Both World Cups were won by the USA team. Players for Team USA are selected from over 60 club teams currently playing the sport in the United States. USPSA will host the third Powerchair Football World Cup in Kissimmee, Fla, July 5-9, 2017.
“Power Soccer is not just about winning and losing,” says Dominic Russo, USPSA president. “Life skills are developed to prepare these people for contributions to an independent lifestyle and productive contribution to society. All they need is a little help to discover their abilities, and power soccer helps to facilitate that end.”
The game is usually played in a gymnasium on a regulation basketball court. Two teams of four players attack, defend, pass and spin-kick a 13-inch soccer ball in a fast, skilled, and challenging game similar to the able-bodied game. Four major Championship Cup competitions are held annually around the United States, all sponsored by MK Battery, one of the world’s leading suppliers of batteries used in power mobility equipment, and the Official Sponsor of the USPSA and Team USA.

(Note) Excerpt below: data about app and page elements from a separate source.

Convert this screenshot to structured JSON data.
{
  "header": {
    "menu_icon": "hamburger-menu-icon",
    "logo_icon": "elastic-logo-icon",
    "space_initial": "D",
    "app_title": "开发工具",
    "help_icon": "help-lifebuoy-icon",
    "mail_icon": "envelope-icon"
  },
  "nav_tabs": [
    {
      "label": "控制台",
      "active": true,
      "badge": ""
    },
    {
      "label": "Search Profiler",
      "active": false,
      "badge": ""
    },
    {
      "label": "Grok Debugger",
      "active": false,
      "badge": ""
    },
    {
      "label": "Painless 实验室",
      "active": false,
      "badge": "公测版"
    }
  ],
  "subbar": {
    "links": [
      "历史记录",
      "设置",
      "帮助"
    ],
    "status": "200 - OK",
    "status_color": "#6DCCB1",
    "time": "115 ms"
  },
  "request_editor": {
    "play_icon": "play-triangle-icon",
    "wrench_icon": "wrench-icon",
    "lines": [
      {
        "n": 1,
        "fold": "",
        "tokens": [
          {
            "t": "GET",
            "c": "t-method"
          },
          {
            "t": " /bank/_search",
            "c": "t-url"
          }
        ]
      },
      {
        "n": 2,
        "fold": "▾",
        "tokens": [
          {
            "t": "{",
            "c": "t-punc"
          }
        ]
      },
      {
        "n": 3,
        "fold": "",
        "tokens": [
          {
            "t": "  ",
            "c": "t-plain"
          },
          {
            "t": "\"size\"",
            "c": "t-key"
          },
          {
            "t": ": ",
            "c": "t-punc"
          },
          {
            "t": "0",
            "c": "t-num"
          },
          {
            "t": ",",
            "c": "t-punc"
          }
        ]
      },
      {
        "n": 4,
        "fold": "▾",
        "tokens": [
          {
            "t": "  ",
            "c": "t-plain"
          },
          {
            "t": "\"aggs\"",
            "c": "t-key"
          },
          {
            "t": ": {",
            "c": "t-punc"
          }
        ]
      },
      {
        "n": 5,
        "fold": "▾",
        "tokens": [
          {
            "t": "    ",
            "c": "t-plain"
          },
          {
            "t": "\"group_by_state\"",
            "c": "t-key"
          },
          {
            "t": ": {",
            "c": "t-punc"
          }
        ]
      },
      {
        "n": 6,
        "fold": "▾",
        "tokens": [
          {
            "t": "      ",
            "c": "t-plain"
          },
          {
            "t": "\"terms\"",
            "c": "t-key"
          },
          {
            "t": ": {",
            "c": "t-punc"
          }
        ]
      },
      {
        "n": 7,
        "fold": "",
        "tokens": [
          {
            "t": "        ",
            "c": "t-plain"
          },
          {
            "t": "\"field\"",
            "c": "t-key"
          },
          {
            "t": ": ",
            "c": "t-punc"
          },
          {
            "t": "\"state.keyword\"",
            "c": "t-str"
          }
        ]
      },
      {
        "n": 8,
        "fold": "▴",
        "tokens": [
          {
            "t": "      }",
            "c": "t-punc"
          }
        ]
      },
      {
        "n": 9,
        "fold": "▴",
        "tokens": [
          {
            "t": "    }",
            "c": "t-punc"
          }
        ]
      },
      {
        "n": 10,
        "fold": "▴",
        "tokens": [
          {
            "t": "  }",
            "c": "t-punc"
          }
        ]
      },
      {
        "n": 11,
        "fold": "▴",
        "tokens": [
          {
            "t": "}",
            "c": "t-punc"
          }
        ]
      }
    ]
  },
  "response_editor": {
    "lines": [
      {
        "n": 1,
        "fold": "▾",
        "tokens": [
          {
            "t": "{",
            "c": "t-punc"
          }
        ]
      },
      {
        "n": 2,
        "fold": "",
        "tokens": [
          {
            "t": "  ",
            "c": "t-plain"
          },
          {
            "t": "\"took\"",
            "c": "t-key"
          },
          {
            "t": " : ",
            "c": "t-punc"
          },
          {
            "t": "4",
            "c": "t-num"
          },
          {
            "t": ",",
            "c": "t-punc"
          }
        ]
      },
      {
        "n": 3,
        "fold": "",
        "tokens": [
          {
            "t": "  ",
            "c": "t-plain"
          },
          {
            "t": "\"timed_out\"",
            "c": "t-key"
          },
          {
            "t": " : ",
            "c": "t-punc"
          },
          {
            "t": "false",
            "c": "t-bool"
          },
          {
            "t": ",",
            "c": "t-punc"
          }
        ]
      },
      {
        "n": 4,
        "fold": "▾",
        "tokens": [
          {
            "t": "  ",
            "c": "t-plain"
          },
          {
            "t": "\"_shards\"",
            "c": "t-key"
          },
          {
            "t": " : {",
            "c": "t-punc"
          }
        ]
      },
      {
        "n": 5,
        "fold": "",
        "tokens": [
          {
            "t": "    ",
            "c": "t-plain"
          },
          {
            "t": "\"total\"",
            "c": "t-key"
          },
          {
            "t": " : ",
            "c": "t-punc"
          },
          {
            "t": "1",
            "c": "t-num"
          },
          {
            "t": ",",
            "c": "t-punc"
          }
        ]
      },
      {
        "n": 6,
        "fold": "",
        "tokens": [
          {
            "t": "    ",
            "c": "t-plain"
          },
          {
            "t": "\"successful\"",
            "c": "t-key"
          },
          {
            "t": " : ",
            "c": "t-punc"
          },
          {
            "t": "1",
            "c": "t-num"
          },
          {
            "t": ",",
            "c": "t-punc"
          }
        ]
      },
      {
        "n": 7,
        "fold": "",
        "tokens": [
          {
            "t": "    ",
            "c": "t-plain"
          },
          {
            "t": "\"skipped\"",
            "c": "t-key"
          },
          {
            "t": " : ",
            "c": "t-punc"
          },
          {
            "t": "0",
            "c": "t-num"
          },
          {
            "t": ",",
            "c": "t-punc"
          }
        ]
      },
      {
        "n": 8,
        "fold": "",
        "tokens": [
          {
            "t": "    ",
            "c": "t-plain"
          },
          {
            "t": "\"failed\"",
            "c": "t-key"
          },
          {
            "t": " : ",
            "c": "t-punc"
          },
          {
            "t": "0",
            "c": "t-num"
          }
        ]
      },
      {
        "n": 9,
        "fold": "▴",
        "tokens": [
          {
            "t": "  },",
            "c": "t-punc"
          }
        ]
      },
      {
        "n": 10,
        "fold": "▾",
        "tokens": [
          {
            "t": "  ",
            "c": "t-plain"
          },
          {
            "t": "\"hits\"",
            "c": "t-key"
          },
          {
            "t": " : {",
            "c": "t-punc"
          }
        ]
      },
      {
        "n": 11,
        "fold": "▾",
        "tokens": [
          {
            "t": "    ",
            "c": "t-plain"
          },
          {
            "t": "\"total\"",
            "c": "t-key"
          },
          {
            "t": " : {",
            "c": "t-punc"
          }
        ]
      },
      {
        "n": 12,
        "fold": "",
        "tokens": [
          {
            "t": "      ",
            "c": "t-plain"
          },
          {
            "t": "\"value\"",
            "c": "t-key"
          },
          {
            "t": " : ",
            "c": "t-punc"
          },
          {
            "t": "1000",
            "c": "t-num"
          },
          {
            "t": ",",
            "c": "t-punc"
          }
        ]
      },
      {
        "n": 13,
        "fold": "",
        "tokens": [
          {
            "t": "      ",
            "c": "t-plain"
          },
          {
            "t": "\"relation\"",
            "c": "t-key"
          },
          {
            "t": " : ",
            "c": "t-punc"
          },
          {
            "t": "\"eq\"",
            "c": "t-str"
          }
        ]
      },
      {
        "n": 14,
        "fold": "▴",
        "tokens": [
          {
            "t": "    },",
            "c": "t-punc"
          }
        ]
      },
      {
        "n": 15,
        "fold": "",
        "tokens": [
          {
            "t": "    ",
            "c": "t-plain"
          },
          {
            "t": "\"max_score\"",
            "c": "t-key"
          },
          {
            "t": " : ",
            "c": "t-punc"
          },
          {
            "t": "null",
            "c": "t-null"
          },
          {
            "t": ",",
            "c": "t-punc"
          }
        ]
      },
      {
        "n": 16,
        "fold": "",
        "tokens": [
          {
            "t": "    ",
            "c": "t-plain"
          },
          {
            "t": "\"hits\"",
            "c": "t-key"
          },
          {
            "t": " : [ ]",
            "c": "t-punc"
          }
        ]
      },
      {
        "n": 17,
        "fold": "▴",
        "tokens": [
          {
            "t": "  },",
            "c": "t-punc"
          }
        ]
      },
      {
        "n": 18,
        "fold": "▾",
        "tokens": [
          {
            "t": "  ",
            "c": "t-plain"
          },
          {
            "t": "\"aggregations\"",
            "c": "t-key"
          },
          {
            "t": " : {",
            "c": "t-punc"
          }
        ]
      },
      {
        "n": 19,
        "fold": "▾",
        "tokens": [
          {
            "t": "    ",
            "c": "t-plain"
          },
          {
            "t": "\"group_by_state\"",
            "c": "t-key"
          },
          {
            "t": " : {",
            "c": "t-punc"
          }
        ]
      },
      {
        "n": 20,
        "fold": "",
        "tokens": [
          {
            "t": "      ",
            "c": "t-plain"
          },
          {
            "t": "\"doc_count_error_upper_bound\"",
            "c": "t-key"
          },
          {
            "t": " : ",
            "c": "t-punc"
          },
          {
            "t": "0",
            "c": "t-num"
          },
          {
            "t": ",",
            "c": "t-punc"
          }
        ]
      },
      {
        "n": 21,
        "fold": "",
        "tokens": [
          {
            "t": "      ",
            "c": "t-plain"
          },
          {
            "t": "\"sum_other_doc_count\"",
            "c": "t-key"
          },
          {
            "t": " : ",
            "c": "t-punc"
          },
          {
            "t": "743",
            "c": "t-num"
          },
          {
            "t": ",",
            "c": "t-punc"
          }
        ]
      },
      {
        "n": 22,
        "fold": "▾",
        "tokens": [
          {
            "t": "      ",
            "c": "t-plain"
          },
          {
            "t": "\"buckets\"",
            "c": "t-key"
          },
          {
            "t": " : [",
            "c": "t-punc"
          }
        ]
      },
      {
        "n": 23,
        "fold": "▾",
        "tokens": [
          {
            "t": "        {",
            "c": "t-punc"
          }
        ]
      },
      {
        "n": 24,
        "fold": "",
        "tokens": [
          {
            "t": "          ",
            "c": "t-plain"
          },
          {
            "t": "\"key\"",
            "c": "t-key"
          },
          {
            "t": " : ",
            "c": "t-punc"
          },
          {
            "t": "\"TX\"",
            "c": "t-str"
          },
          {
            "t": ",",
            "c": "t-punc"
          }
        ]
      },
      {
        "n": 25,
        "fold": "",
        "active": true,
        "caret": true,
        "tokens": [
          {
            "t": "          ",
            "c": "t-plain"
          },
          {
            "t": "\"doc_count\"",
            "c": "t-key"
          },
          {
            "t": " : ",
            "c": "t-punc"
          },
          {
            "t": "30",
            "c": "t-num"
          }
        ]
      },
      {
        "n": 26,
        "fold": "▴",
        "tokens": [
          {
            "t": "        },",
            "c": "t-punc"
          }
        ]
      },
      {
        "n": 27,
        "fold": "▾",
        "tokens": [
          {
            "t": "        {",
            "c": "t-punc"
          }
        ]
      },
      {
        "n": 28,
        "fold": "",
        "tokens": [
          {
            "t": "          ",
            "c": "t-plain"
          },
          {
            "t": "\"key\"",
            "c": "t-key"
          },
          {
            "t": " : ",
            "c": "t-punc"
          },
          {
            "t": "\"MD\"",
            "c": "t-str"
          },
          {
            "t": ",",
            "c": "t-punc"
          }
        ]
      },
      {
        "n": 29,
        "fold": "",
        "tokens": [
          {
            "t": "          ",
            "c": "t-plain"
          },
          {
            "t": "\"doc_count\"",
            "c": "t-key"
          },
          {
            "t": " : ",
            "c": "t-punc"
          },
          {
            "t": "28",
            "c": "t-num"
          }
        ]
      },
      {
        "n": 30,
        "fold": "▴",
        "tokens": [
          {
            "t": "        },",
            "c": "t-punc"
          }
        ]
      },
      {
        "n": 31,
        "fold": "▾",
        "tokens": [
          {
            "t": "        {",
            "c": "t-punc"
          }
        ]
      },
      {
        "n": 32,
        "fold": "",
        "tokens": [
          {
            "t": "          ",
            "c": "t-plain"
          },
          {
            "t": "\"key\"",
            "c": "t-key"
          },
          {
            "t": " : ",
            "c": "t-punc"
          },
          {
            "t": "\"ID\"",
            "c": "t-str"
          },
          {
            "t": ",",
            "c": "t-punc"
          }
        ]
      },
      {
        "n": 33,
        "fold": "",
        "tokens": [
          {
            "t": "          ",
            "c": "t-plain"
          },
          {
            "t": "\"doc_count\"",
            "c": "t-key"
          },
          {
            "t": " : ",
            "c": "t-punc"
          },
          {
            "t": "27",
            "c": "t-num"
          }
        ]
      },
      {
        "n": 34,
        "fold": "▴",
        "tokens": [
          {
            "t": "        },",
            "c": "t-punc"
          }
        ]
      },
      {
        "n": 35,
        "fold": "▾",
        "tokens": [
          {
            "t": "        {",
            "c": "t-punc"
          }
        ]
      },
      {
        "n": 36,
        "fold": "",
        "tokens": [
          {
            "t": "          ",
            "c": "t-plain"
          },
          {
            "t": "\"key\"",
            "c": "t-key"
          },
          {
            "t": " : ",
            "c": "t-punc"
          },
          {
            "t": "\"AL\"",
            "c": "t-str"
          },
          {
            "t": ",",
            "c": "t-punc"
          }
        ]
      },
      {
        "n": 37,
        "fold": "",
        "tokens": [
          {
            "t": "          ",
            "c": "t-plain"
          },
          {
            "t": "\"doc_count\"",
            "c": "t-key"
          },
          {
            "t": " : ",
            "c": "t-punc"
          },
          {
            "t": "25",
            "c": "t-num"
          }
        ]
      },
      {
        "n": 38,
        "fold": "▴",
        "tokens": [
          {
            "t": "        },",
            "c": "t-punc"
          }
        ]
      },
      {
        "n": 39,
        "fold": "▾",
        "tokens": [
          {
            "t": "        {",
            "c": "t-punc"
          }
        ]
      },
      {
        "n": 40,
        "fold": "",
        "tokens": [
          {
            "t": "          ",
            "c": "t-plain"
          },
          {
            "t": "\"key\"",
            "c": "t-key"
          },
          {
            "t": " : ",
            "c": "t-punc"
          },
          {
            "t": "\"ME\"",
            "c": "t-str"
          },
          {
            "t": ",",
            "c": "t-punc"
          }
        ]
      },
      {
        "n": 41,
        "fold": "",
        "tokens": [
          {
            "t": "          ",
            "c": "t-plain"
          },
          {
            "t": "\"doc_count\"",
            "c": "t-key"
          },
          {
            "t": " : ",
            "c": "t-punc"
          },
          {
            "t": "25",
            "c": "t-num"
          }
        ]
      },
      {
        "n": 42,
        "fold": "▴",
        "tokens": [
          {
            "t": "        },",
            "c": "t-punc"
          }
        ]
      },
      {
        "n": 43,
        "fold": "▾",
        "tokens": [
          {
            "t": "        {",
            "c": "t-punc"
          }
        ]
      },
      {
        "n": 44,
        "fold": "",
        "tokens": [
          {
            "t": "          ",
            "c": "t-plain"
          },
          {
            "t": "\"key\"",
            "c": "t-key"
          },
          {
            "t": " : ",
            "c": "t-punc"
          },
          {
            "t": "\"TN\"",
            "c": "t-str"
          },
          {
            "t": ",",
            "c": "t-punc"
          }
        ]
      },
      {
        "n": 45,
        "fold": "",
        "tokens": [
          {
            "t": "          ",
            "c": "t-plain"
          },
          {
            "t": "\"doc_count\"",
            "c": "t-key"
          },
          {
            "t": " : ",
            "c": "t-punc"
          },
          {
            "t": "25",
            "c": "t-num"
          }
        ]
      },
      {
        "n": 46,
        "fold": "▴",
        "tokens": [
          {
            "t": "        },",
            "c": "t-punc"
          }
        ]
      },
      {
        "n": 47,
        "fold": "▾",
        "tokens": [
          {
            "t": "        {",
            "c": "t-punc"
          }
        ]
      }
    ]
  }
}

“This is an expensive sport for traveling to regional and international competitions,” says Wayne Merdinger, executive vice president and general manager of MK Battery, the main sponsor and official battery of U.S. Power Soccer. “Transporting competition-level wheelchairs and other specialized equipment for both the personal needs of players and for the games are big issues for the athletes, families and the fledgling not-for-profit. They require personal attendants, staff, referees, facilities and other costs typically associated with major sporting events. We encourage other corporations and individuals to step up and sponsor this worthy sport, especially for the tax deductible costs associated with the upcoming World Cup next year in Florida.”